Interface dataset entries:
○ ○ ○ ○ ○

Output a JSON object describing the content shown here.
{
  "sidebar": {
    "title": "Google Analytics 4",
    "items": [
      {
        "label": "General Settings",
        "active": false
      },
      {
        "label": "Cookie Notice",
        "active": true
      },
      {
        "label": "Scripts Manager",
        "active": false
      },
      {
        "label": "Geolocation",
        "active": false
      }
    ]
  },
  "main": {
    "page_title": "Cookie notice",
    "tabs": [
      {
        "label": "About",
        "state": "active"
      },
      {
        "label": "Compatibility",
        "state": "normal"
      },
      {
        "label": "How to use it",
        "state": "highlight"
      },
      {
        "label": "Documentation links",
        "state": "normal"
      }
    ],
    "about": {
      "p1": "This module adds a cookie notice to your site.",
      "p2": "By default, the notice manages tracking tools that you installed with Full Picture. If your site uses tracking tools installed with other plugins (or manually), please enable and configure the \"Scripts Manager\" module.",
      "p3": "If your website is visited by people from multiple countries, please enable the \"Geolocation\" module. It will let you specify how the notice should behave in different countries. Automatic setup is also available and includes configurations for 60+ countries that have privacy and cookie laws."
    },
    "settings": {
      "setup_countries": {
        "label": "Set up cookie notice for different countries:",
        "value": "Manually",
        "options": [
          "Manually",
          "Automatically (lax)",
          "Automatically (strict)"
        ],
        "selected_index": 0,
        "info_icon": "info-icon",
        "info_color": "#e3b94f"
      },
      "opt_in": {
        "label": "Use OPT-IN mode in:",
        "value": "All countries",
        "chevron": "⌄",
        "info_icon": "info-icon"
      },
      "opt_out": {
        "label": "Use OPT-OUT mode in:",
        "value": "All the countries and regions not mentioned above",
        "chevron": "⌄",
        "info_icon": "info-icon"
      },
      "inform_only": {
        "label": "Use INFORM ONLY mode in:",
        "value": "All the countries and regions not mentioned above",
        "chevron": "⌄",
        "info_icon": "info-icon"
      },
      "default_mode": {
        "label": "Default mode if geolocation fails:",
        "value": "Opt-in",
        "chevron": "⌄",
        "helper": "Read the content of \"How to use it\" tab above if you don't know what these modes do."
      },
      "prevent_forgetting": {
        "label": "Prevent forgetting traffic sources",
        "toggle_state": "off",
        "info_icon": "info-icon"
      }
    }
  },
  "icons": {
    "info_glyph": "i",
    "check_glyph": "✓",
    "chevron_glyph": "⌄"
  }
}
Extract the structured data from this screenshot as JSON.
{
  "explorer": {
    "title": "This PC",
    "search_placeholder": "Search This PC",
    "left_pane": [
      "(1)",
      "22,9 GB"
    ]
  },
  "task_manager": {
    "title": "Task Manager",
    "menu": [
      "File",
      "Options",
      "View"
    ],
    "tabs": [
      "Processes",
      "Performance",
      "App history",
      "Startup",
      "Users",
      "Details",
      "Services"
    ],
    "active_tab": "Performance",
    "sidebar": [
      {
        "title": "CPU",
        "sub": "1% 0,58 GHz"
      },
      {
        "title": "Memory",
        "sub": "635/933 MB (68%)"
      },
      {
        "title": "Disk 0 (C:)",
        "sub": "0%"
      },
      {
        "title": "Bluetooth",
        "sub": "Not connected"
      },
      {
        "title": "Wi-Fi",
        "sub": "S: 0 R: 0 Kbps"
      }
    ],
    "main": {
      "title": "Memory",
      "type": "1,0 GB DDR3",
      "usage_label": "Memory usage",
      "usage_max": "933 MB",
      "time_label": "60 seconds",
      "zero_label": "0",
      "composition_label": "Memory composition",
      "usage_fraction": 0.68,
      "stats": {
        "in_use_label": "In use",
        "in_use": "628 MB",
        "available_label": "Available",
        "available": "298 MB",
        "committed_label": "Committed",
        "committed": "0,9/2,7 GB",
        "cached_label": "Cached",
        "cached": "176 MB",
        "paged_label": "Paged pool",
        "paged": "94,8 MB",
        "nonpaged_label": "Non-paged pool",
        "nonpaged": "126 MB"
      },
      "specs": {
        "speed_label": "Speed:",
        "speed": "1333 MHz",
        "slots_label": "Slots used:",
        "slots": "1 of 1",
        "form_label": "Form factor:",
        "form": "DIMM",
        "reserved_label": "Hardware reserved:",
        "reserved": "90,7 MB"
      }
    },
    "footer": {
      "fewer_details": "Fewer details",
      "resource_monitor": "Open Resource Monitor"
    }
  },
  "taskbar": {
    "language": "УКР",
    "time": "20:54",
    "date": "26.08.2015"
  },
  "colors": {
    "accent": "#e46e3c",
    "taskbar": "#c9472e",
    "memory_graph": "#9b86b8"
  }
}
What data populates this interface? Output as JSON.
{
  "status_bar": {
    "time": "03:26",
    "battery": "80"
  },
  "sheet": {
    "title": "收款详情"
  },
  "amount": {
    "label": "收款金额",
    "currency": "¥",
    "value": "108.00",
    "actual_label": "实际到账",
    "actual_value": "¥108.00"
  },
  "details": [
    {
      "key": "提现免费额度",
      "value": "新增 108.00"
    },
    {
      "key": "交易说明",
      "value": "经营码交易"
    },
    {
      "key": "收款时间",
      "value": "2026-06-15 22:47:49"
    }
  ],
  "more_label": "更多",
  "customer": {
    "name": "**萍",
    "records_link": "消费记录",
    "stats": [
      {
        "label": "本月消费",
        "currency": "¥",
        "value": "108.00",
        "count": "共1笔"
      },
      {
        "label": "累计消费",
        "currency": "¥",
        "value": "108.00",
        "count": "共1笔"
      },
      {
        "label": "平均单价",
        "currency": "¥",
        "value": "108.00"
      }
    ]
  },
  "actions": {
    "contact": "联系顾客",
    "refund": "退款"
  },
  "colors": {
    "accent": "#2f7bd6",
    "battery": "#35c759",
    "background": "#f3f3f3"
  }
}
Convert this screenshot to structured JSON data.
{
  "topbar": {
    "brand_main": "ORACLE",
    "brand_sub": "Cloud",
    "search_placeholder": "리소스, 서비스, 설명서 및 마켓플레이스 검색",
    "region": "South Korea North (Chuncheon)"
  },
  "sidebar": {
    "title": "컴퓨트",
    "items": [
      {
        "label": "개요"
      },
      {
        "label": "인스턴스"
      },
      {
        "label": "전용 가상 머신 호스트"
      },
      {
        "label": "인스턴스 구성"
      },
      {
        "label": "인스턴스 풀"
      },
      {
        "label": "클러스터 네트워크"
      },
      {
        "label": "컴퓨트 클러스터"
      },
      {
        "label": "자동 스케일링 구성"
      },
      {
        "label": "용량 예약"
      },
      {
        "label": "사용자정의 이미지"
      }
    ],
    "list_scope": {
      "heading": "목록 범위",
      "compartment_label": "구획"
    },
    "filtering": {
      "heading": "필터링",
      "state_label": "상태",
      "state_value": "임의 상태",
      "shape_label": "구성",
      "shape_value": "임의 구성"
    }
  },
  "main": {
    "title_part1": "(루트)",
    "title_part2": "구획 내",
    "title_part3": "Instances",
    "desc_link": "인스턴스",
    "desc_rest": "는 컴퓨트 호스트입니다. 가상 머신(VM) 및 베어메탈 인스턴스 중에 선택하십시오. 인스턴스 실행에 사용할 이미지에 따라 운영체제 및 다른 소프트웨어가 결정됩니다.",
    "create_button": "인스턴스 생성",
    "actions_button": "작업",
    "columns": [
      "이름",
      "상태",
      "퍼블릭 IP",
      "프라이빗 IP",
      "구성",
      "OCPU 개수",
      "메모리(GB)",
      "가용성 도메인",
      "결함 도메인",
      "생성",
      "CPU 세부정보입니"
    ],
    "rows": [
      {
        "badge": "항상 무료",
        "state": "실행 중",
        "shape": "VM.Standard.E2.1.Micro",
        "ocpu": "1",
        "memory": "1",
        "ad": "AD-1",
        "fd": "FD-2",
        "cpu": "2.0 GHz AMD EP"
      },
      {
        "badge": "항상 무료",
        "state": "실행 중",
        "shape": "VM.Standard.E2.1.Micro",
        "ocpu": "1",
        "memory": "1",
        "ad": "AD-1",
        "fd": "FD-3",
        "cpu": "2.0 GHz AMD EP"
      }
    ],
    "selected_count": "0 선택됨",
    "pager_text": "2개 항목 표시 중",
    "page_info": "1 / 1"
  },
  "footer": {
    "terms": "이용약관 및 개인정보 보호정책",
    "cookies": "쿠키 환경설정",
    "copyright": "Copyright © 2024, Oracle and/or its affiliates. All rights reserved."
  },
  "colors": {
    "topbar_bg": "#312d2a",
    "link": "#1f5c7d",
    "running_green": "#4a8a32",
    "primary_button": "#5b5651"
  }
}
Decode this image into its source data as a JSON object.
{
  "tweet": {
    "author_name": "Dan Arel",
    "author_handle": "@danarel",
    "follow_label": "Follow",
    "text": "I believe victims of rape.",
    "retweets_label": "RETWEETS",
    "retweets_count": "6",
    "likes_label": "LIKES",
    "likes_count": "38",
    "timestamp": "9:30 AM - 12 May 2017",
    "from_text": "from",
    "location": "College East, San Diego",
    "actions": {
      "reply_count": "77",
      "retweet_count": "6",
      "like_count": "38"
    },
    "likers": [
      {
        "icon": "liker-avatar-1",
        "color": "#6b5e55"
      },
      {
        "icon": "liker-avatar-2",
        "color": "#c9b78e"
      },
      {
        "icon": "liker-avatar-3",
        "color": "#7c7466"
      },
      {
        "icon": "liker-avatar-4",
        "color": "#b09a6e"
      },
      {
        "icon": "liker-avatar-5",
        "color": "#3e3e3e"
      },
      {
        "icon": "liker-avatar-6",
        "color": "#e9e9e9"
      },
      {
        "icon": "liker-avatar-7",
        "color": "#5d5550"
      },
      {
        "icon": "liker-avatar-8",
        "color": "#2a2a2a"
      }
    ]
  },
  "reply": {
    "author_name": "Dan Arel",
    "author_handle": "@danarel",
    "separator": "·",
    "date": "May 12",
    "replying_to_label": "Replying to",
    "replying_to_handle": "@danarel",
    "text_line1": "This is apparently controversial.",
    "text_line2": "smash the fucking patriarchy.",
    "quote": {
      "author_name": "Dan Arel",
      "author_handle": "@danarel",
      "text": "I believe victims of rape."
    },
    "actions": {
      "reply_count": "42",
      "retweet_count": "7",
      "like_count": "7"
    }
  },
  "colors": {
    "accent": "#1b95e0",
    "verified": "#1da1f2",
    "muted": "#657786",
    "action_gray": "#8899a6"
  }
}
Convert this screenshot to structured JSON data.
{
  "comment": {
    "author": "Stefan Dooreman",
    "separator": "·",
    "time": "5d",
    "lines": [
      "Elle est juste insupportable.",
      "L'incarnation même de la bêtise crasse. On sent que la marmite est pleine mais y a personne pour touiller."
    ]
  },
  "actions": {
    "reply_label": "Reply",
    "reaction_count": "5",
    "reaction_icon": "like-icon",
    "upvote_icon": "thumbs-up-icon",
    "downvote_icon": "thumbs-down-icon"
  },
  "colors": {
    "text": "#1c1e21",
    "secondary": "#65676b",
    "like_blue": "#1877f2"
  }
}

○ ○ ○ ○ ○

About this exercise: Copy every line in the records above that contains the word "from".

Written answer:
      "p3": "If your website is visited by people from multiple countries, please enable the \"Geolocation\" module. It will let you specify how the notice should behave in different countries. Automatic setup is also available and includes configurations for 60+ countries that have privacy and cookie laws."
Extract the structured data from this screenshot as JSON.
    "from_text": "from",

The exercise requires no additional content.